▶

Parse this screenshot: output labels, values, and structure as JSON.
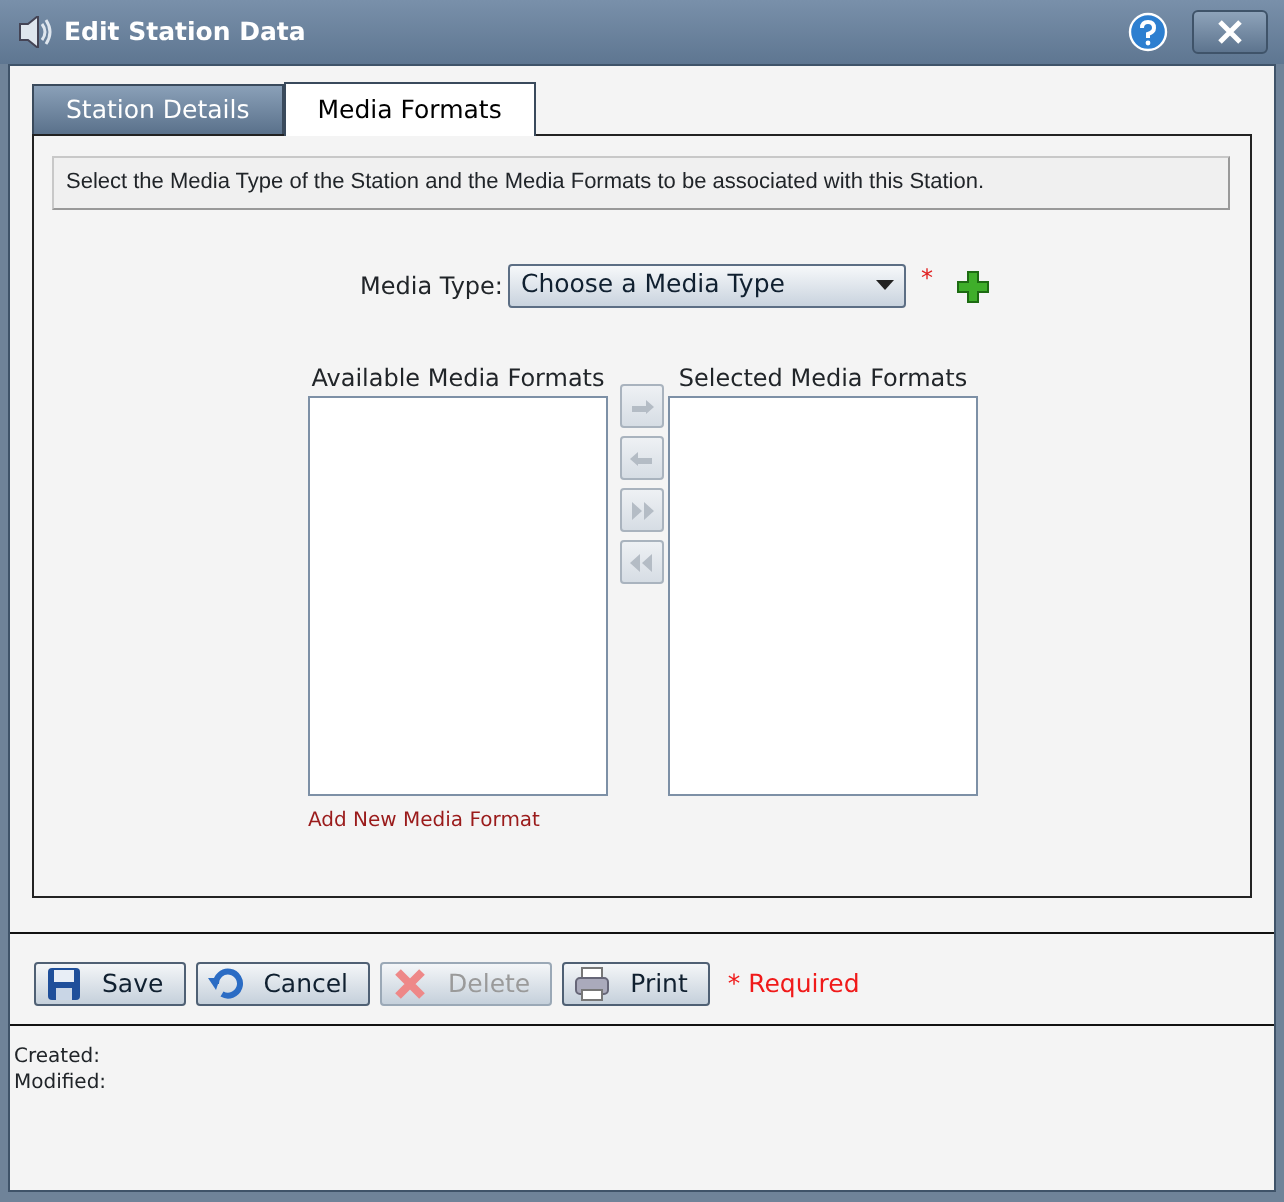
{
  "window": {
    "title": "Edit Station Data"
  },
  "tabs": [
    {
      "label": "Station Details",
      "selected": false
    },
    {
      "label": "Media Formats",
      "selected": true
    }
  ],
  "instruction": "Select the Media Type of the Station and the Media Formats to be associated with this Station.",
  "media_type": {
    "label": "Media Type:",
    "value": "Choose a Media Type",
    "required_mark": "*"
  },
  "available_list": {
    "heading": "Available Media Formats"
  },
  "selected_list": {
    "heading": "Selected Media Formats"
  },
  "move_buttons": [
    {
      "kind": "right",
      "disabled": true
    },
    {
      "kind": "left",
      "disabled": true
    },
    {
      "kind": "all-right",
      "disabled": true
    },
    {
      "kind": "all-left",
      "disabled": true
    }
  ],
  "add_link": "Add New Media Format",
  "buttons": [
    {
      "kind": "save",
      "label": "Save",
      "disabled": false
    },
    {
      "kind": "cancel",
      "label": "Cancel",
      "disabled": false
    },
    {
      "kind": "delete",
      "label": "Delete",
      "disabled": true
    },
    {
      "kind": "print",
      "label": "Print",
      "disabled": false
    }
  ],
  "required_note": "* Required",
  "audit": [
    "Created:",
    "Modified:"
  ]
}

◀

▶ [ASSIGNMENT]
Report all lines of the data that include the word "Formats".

▶ [WRITTEN RESPONSE]
      "label": "Media Formats",
  "instruction": "Select the Media Type of the Station and the Media Formats to be associated with this Station.",
    "heading": "Available Media Formats"
    "heading": "Selected Media Formats"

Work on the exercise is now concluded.